Spend some quality time with your parent. Going out for a walk in the park together for some fresh air can be a good idea. You may also want to do some gardening or bake pies together. Schedule a day when you put on some good old music and let your mom or dad enjoy dancing. If they are in a nursing home, check their daily activity plan to see if there’s a balance of physical and mental activities for senior patients.

Make use of arts and crafts, puzzles, stitching, or other activities to help engage the person and divert their attention away from the stress. These are crucial to keep the elderly persons with dementia physically and mentally active and keep the aggression and anxiety at bay.

8. Alzheimer’s Association recommends maintaining routines and sticking by them

According to research, having a daily routine plan is one of the most effective methods for reducing challenging behaviors of a senior suffering from this disease. Give your mom or dad as much independence in daily tasks as possible.

“Much of the frustration in Alzheimer’s patients come from losing the ability to perform basic daily tasks. If you are caring for your parent, it may be based on their having taught you how to perform these tasks when you were a child. This loss of ability can lead to stubbornness when you try to step in and do the tasks for them. When possible, let your loved one perform intimate or basic tasks on their own. This can reduce stress and frustration for both parties.” – How to Deal with Stubbornness in an Alzheimer’s Patient, Alzheimers Inspire; Twitter: @ALzDementiaHelp

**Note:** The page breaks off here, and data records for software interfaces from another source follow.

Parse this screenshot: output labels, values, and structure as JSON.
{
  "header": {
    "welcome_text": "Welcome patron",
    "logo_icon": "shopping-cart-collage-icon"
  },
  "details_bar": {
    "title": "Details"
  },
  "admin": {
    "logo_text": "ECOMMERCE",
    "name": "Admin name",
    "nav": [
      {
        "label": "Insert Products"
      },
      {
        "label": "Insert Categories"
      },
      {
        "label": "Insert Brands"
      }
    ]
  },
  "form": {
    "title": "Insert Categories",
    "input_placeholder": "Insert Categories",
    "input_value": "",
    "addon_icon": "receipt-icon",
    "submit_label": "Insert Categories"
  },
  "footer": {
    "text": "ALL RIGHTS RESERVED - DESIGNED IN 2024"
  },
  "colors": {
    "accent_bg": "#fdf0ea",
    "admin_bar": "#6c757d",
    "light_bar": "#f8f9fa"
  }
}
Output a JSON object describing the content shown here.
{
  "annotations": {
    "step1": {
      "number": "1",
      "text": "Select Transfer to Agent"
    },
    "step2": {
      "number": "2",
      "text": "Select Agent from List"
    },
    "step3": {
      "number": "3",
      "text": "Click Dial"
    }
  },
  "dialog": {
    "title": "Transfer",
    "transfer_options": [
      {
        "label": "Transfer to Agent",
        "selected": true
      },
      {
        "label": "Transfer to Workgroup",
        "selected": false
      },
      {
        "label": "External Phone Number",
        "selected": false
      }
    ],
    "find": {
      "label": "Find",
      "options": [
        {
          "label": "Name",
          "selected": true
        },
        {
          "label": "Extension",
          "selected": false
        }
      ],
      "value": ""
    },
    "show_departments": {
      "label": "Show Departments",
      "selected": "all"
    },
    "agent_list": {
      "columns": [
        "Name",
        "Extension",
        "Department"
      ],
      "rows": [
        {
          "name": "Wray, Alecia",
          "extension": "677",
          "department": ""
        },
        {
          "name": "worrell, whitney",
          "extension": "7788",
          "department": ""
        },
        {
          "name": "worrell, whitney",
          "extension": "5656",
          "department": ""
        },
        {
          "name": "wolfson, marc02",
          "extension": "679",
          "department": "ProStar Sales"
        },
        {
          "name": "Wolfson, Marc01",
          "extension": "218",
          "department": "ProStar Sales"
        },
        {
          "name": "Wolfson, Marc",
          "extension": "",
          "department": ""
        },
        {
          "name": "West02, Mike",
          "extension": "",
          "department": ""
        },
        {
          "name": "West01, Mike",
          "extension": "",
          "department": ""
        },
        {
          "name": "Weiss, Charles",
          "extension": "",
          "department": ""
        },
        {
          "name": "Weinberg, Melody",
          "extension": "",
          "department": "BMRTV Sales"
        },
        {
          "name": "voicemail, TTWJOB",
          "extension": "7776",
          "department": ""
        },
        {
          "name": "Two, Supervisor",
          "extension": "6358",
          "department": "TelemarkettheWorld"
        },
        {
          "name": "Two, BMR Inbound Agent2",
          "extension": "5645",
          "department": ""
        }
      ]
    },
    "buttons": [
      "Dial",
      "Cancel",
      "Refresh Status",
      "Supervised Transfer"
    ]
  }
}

9. Check existing and new medication interactions

It’s important to be aware of new medications prescribed by the doctor to your loved one. Ask their physician and pharmacist to make sure that it won’t create any adverse reaction when taken with their other prescription drugs. According to the Alzheimer’s Association, medication interactions may cause negative side effects and may result in aggressive behaviors.

10. Caregivers and family members should always provide reassurances

According to the Alzheimer’s Association, it’s helpful when you try to say calming phrases such as:
“You’re safe here”
“I’m sorry that you are upset”
“I’m here”
“I won’t leave you”

These words work like a soothing balm that calms down your loved ones and makes them feel safe. It’s equally important that you maintain your composure when they get violent or aggressive. Don’t get upset, just be positive, remain calm and reassuring. Try to always speak slowly in a soft tone.

11. Use memorabilia and make them remember the good times
You can always try reminding them about their old adventures, people and places they liked to visit. You can bring pictures or sing their favorite songs. If they have no memory of past events, or they get upset when you bring them up, change the topic, and talk about something else. (You may want to keep in handy a list of things to talk about in case you get stuck.)

12. Ensure everyone’s safety: the patient with dementia, you, or your caregiver
“Make sure you and the person are safe. If the person is unable to calm down, seek assistance from others. Always call 911 in emergency situations. If you do call 911, make sure to tell responders the person has dementia, which causes them to act aggressively.”- Alzheimer’s Association

These are effective strategies that you can try to converse with persons who lost the ability to communicate due to their mental condition. We know that taking care of them can be pretty challenging and it’s one of life’s most difficult situations to be in. But learning how to practice a lot of patience and listening, will get you through it.